The video filmed February 8 on Singer Island shows a group of fishermen with a large hammerhead shark.
Leigh Cobb spotted the group from her boat and began filming the encounter.
“I was screaming at them to get it back into the water because every second that shark is not in the water, that shark is dying,” Cobb told WPBF television. “You could see them trying to get the hook off with these great big plier things that they got, these great big bolt cutters,” Cobb said.
The fisherman had pulled the hammerhead shark ashore and were using bolt cutters to cut the fishing line. After cutting the line, the anglers measured the shark and then released it shortly after.
Once the shark was back in the water, Cobb tracked it in her boat.
“We followed it for nearly 15-minutes, and she hardly left the shore. She was exhausted, she couldn’t move, but that lactic acid build will continue for any period for up to two weeks, and that’s when we’ll find her on the beach dead,” she said.
The video has brought up several concerns from the public and from shark anglers.
One issue is the time of day the event takes place. Baiting sharks and fishing from the beach can draw sharks closer to shore and could lead to a negative encounter with swimmers or other ocean users.
The second issue is the legality of the catch. Hammerheads are a prohibited species, according to the Florida Fish and Wildlife Conservation Commission rule:
Photographs or measuring can be taken but only during the active act of release and should not delay release in any way.
Prohibited species caught from the shore should be left in as much water as possible while maintaining the safety of the angler and those nearby.
Do not bring prohibited species onto a fishing vessel, a pier or bridge or onto dry land beyond the surf zone.
A video posted on Instagram appears to show the same incident, and the shark is viewed out of the surf zone as the anglers work on cutting off the hook.
Hammerheads are prone to delayed mortality, in which extended fight times can lead to the shark’s death.
A team of scientists from the University of Miami Abess Center for Ecosystem Science and Policy, and the Rosenstiel School of Marine and Atmospheric Science simulated catch-and-release fishing on several different species of sharks.
“Our results show that while some species, like tiger sharks, can sustain and even recover from minimal catch and release fishing, other sharks, such as hammerheads are more sensitive,” according to Austin Gallagher, lead author and Abess Center doctoral candidate.

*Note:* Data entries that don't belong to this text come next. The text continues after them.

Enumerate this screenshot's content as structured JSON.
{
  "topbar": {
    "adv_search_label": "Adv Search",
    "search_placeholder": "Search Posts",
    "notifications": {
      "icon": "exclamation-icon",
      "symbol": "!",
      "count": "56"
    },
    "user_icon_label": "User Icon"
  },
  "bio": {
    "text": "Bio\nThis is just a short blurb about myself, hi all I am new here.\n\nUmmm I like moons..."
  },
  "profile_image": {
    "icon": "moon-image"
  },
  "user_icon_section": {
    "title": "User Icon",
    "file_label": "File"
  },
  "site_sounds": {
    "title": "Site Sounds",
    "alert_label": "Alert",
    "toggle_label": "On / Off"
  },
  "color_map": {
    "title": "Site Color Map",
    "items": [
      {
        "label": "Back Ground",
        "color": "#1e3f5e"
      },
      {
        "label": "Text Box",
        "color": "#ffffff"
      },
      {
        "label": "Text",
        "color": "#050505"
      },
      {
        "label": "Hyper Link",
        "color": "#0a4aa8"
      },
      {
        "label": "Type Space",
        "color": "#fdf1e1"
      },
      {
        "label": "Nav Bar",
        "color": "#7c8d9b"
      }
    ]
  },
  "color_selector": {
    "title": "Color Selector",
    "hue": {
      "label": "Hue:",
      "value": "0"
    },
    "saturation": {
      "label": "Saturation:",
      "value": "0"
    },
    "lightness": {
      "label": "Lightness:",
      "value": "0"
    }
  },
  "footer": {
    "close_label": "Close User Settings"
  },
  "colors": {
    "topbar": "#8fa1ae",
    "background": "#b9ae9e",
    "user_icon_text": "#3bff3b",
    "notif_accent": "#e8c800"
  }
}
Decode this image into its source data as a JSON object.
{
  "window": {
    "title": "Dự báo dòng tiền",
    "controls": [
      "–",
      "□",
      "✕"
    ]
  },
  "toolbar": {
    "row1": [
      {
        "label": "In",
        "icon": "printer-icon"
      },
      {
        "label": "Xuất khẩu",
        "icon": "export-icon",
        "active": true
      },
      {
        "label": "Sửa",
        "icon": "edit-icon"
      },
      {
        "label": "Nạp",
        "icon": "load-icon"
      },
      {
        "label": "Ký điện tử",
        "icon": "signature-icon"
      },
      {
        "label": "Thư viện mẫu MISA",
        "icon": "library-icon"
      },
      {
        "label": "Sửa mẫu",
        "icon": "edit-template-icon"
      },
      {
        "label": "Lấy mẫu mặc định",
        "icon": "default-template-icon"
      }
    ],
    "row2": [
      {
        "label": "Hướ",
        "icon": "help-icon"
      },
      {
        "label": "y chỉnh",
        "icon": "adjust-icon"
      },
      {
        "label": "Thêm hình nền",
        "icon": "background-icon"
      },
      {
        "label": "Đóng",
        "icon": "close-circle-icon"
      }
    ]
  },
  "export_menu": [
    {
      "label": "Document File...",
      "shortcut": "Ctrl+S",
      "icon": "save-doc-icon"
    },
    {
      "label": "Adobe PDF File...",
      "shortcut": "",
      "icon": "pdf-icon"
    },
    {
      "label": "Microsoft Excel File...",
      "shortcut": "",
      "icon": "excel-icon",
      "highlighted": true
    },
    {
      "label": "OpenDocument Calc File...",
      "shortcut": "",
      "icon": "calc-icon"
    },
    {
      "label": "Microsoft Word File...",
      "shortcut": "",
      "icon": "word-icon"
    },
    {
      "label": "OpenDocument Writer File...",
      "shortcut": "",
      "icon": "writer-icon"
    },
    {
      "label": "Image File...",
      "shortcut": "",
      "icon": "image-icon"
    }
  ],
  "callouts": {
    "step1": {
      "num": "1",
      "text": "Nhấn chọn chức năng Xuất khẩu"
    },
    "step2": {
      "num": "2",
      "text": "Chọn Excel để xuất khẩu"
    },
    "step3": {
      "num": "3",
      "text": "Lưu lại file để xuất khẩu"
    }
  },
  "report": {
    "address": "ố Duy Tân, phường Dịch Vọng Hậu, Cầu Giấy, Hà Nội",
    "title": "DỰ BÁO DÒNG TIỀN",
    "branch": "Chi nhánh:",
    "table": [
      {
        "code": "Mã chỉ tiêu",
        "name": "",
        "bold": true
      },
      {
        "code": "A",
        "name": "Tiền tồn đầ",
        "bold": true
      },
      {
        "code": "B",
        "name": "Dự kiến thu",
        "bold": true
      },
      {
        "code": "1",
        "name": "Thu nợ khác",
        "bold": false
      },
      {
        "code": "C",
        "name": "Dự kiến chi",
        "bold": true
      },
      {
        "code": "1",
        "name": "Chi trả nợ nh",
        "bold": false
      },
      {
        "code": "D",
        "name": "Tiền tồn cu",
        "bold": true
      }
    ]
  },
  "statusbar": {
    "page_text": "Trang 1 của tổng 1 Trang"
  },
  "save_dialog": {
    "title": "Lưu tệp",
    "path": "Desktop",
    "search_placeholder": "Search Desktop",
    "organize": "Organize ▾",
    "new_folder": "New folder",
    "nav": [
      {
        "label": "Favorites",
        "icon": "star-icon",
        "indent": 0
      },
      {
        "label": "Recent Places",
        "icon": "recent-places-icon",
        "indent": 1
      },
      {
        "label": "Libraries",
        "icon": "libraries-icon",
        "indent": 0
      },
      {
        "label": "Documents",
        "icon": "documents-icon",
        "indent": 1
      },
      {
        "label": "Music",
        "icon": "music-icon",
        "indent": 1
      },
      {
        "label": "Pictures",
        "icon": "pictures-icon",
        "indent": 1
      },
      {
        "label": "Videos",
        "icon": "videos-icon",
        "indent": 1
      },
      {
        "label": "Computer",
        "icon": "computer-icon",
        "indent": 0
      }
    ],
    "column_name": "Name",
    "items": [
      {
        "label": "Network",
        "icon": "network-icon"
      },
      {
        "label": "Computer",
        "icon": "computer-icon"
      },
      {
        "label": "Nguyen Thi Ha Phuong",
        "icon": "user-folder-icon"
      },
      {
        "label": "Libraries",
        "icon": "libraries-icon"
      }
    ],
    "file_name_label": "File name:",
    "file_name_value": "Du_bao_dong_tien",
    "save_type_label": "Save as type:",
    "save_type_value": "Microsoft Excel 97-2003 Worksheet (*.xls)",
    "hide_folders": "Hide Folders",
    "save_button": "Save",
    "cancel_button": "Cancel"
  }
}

“Our study also revealed that just because a shark swims away after it is released, doesn’t mean that it will survive the encounter. This has serious conservation implications because those fragile species might need to be managed separately, especially if we are striving for sustainability in catch and release fishing and even in bycatch scenarios,” Austin added.
Hammerheads were found to be the most susceptible to the stress of being hooked.
Dr. Neil Hammerschlag, study co-author and research assistant professor, said “many shark populations globally are declining due to overfishing. Shark anglers are some of the biggest advocates for shark conservation. Most have been making the switch from catch and kill to all catch and release. Our study helps concerned fisherman make informed decisions on which sharks make good candidates for catch and release fishing, and which do not, such as hammerheads.”
Anglers have also weighed in on the situation.
“Should it be found that any laws have been broken here, intentionally or not, the situation can be used as a learning experience,” said Ron Babington, recreational shark fisherman. “Stories like this often lead to the vilification of a group based on the actions of a few.
“What should happen here is that the fisherman answer to FWC and the courts if needed, while the public and fishermen alike use it as a learning opportunity. Most shark fishermen are true sportsmen who appreciate the beauty of these animals and strive to protect them.
“I think the sport would be ruined for me if I ever learned I caused one to die, even if it was a 100 percent legal catch,” he added.
The FWC reported being aware of the video, and law enforcement was looking into the situation.
A full list of prohibited species found in Florida and best fish practices can be found at MYFWC.com
If you suspect someone is abusing wildlife, alert the Florida officials by calling the Wildlife Alert Hotline at (888)404-3922 or Tip@MyFWC.com.